⟨

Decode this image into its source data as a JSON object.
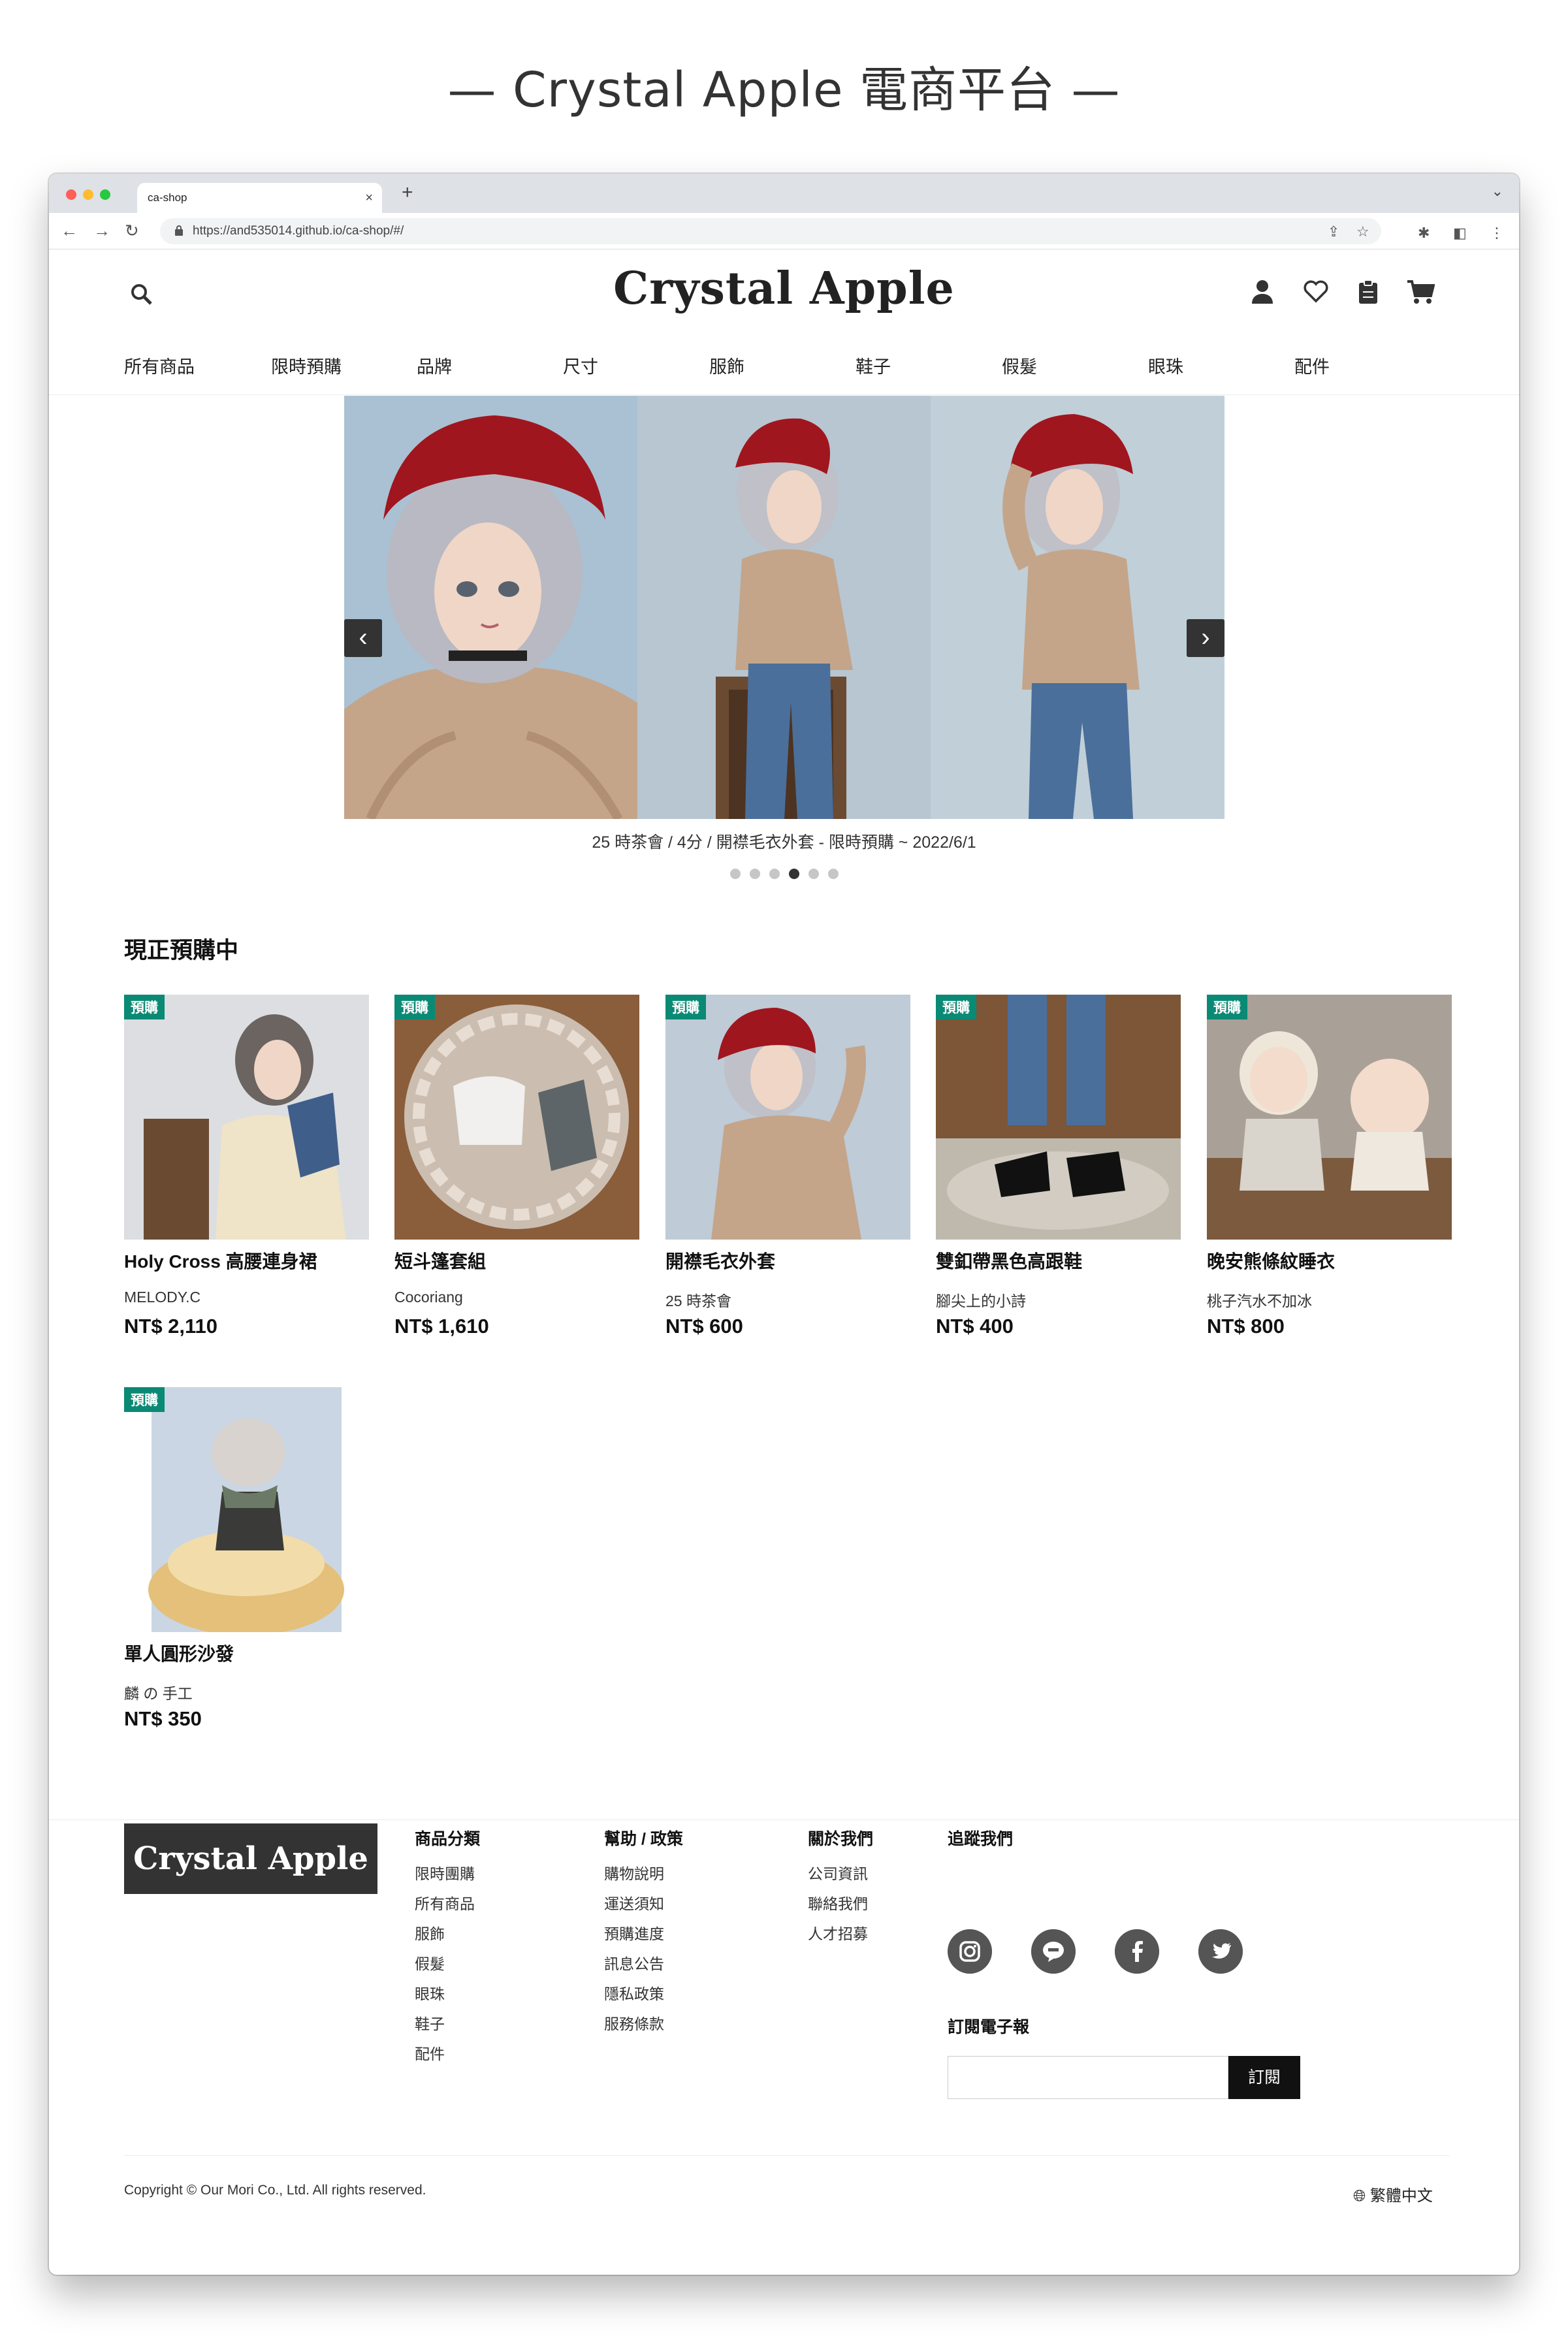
{
  "headline": "— Crystal Apple 電商平台 —",
  "browser": {
    "tab_title": "ca-shop",
    "tab_close": "×",
    "new_tab": "+",
    "url": "https://and535014.github.io/ca-shop/#/"
  },
  "header": {
    "brand": "Crystal Apple",
    "icons": [
      "search-icon",
      "user-icon",
      "heart-icon",
      "clipboard-icon",
      "cart-icon"
    ]
  },
  "nav": [
    "所有商品",
    "限時預購",
    "品牌",
    "尺寸",
    "服飾",
    "鞋子",
    "假髮",
    "眼珠",
    "配件"
  ],
  "carousel": {
    "prev": "‹",
    "next": "›",
    "caption": "25 時茶會 / 4分 / 開襟毛衣外套 - 限時預購 ~ 2022/6/1",
    "dots_total": 6,
    "active_dot": 4
  },
  "preorder": {
    "title": "現正預購中",
    "badge": "預購",
    "products": [
      {
        "name": "Holy Cross 高腰連身裙",
        "brand": "MELODY.C",
        "price": "NT$ 2,110"
      },
      {
        "name": "短斗篷套組",
        "brand": "Cocoriang",
        "price": "NT$ 1,610"
      },
      {
        "name": "開襟毛衣外套",
        "brand": "25 時茶會",
        "price": "NT$ 600"
      },
      {
        "name": "雙釦帶黑色高跟鞋",
        "brand": "腳尖上的小詩",
        "price": "NT$ 400"
      },
      {
        "name": "晚安熊條紋睡衣",
        "brand": "桃子汽水不加冰",
        "price": "NT$ 800"
      },
      {
        "name": "單人圓形沙發",
        "brand": "麟 の 手工",
        "price": "NT$ 350"
      }
    ]
  },
  "footer": {
    "logo": "Crystal Apple",
    "columns": [
      {
        "heading": "商品分類",
        "links": [
          "限時團購",
          "所有商品",
          "服飾",
          "假髮",
          "眼珠",
          "鞋子",
          "配件"
        ]
      },
      {
        "heading": "幫助 / 政策",
        "links": [
          "購物說明",
          "運送須知",
          "預購進度",
          "訊息公告",
          "隱私政策",
          "服務條款"
        ]
      },
      {
        "heading": "關於我們",
        "links": [
          "公司資訊",
          "聯絡我們",
          "人才招募"
        ]
      }
    ],
    "follow": "追蹤我們",
    "social_icons": [
      "instagram-icon",
      "line-icon",
      "facebook-icon",
      "twitter-icon"
    ],
    "newsletter": "訂閱電子報",
    "subscribe_button": "訂閱",
    "copyright": "Copyright © Our Mori Co., Ltd. All rights reserved.",
    "language": "繁體中文"
  },
  "colors": {
    "badge": "#0a8a74",
    "dark": "#333333",
    "accent_red": "#a0161e",
    "sweater": "#c4a58a",
    "wall": "#9eb9cf"
  }
}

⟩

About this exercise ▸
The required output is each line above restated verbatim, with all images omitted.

Solved problem ▸
Decode this image into its source data as a JSON object.
{
  "headline": "— Crystal Apple 電商平台 —",
  "browser": {
    "tab_title": "ca-shop",
    "tab_close": "×",
    "new_tab": "+",
    "url": "https://and535014.github.io/ca-shop/#/"
  },
  "header": {
    "brand": "Crystal Apple",
    "icons": [
      "search-icon",
      "user-icon",
      "heart-icon",
      "clipboard-icon",
      "cart-icon"
    ]
  },
  "nav": [
    "所有商品",
    "限時預購",
    "品牌",
    "尺寸",
    "服飾",
    "鞋子",
    "假髮",
    "眼珠",
    "配件"
  ],
  "carousel": {
    "prev": "‹",
    "next": "›",
    "caption": "25 時茶會 / 4分 / 開襟毛衣外套 - 限時預購 ~ 2022/6/1",
    "dots_total": 6,
    "active_dot": 4
  },
  "preorder": {
    "title": "現正預購中",
    "badge": "預購",
    "products": [
      {
        "name": "Holy Cross 高腰連身裙",
        "brand": "MELODY.C",
        "price": "NT$ 2,110"
      },
      {
        "name": "短斗篷套組",
        "brand": "Cocoriang",
        "price": "NT$ 1,610"
      },
      {
        "name": "開襟毛衣外套",
        "brand": "25 時茶會",
        "price": "NT$ 600"
      },
      {
        "name": "雙釦帶黑色高跟鞋",
        "brand": "腳尖上的小詩",
        "price": "NT$ 400"
      },
      {
        "name": "晚安熊條紋睡衣",
        "brand": "桃子汽水不加冰",
        "price": "NT$ 800"
      },
      {
        "name": "單人圓形沙發",
        "brand": "麟 の 手工",
        "price": "NT$ 350"
      }
    ]
  },
  "footer": {
    "logo": "Crystal Apple",
    "columns": [
      {
        "heading": "商品分類",
        "links": [
          "限時團購",
          "所有商品",
          "服飾",
          "假髮",
          "眼珠",
          "鞋子",
          "配件"
        ]
      },
      {
        "heading": "幫助 / 政策",
        "links": [
          "購物說明",
          "運送須知",
          "預購進度",
          "訊息公告",
          "隱私政策",
          "服務條款"
        ]
      },
      {
        "heading": "關於我們",
        "links": [
          "公司資訊",
          "聯絡我們",
          "人才招募"
        ]
      }
    ],
    "follow": "追蹤我們",
    "social_icons": [
      "instagram-icon",
      "line-icon",
      "facebook-icon",
      "twitter-icon"
    ],
    "newsletter": "訂閱電子報",
    "subscribe_button": "訂閱",
    "copyright": "Copyright © Our Mori Co., Ltd. All rights reserved.",
    "language": "繁體中文"
  },
  "colors": {
    "badge": "#0a8a74",
    "dark": "#333333",
    "accent_red": "#a0161e",
    "sweater": "#c4a58a",
    "wall": "#9eb9cf"
  }
}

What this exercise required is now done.